Pros and Cons of Epidural

Tolerance and perception of pain during childbirth vary enormously. The prospect of pain frightens some women, who request pain medication early in labor. Others want a completely “natural” birth, with all the intensity of sensation and the fewest interventions possible. The topic of epidural anesthesia and pain relief is controversial, even though epidurals are widely used in this country. First-time expectant mothers may feel confused by the debate. Are epidurals a completely safe method that will make childbirth easier and more enjoyable, or a risky business which may create unwanted complications?

What Is an Epidural?

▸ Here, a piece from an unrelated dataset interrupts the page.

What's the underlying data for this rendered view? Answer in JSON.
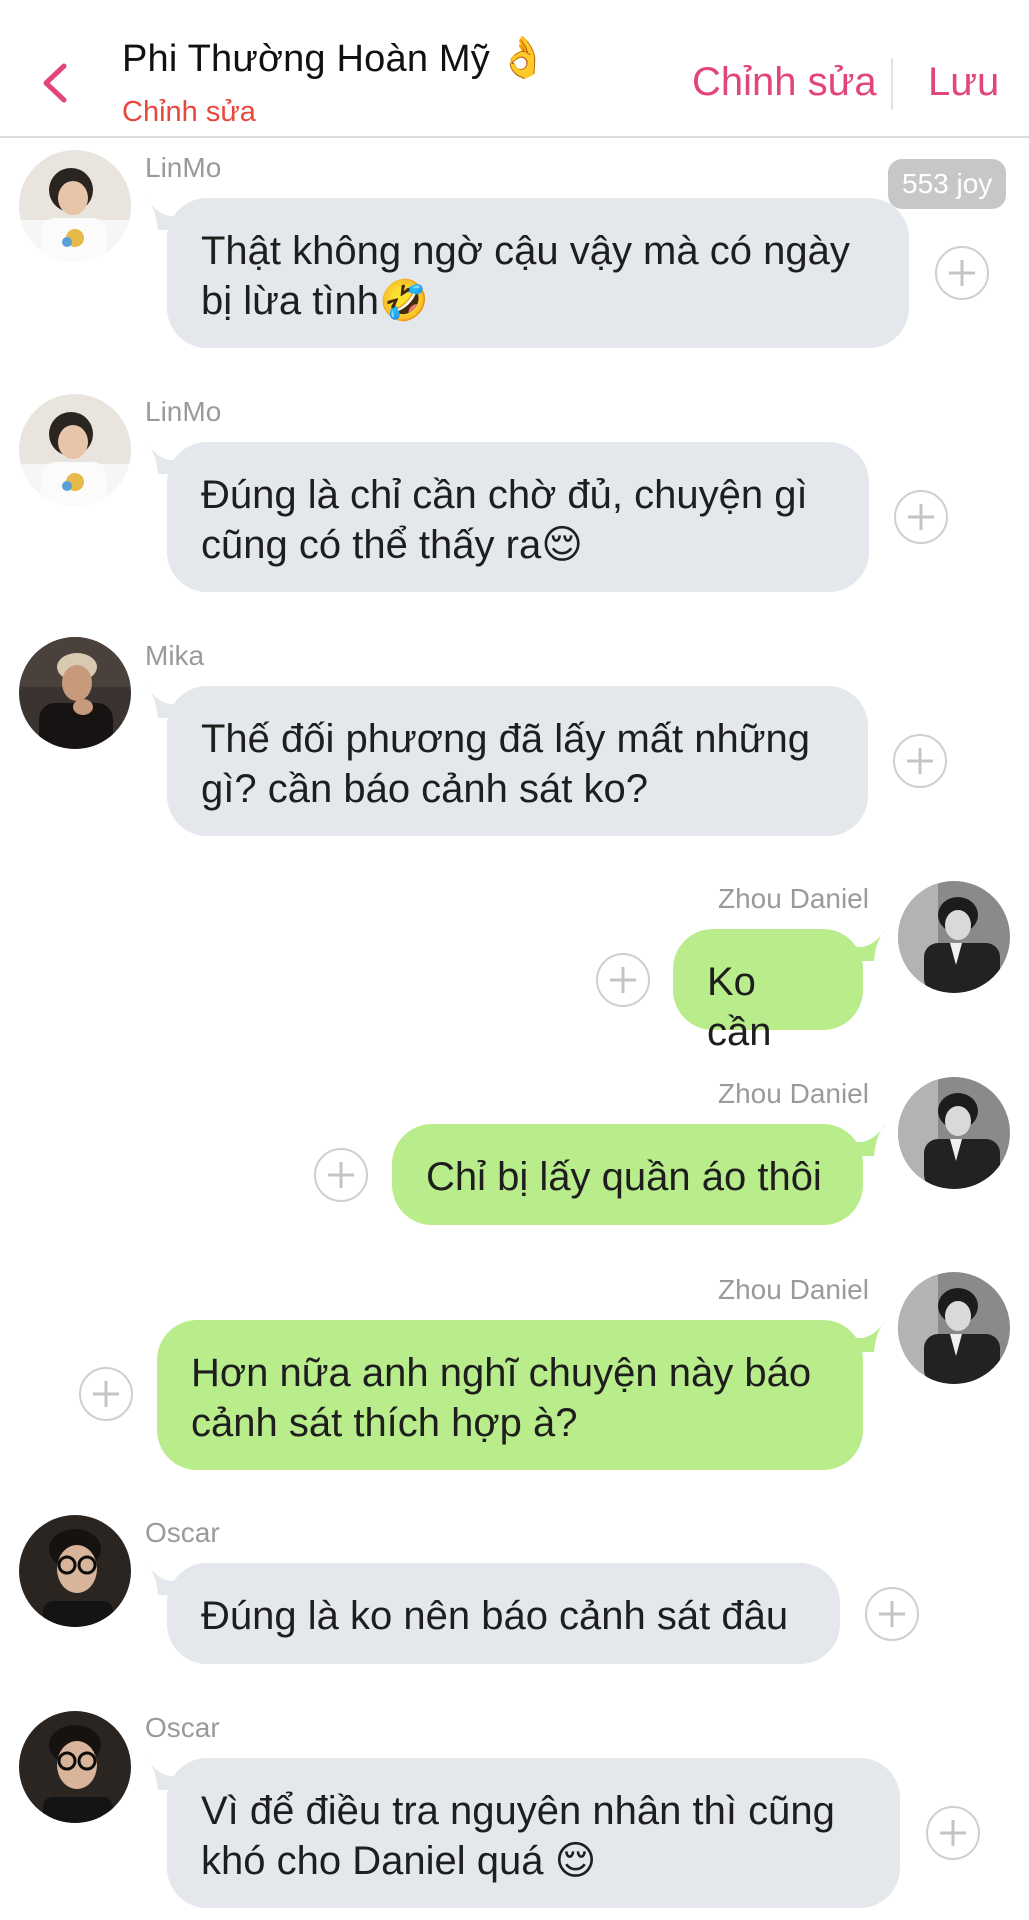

In an epidural, a local anesthetic (sometimes along with painkillers) is administered through a catheter placed in the epidural space in the lower back, just next to the spine. It’s different from a spinal block, which is injected directly into the spine.

Advantages of Epidural

epiduralAn epidural allows a woman to remain awake and aware, but mostly pain-free during childbirth. Some say women can appreciate the whole experience more when they are not distracted by racking pain.

Studies show that epidurals are more effective painkillers than intravenous narcotics, another common pain-relief method. Another benefit is that if complications arise and emergency interventions are needed, it is helpful to have it in place, ready to dispense additional medications.

A more recent form called the combined spinal or “walking” epidural numbs only the abdominal muscles, not the whole lower body. It still controls pain, but allows women more mobility than a traditional, which prohibits walking.

Disadvantages 

Dangerous side effects are rare. But there are several less-serious effects to consider. Epidurals seem to prolong labor. Doctors often counter that effect with pitocin, a hormone that accelerates labor. They have also been linked to an increase in births involving C-sections, vacuum aspiration and forceps.

A fairly common side effect of an epidural is low blood pressure, often accompanied by nausea, vomiting and dizziness. This is usually averted by giving the woman intravenous fluids before. Occasionally, epidurals cause backaches and headaches. They may also cause urinary problems after birth.

Previously, it was thought epidural medications did not affect the baby. Now it is known that some of the drugs do cross the placenta. They haven’t been shown to cause any lasting harm, but more research is needed.

Learn About Your Options 

Epidurals are just one of many options for pain relief, many of which do not involve medication. The more you learn about all the options — and about the process of childbirth — the better equipped you will be to make the best possible decisions during your own labor and delivery.

What you have in your mind?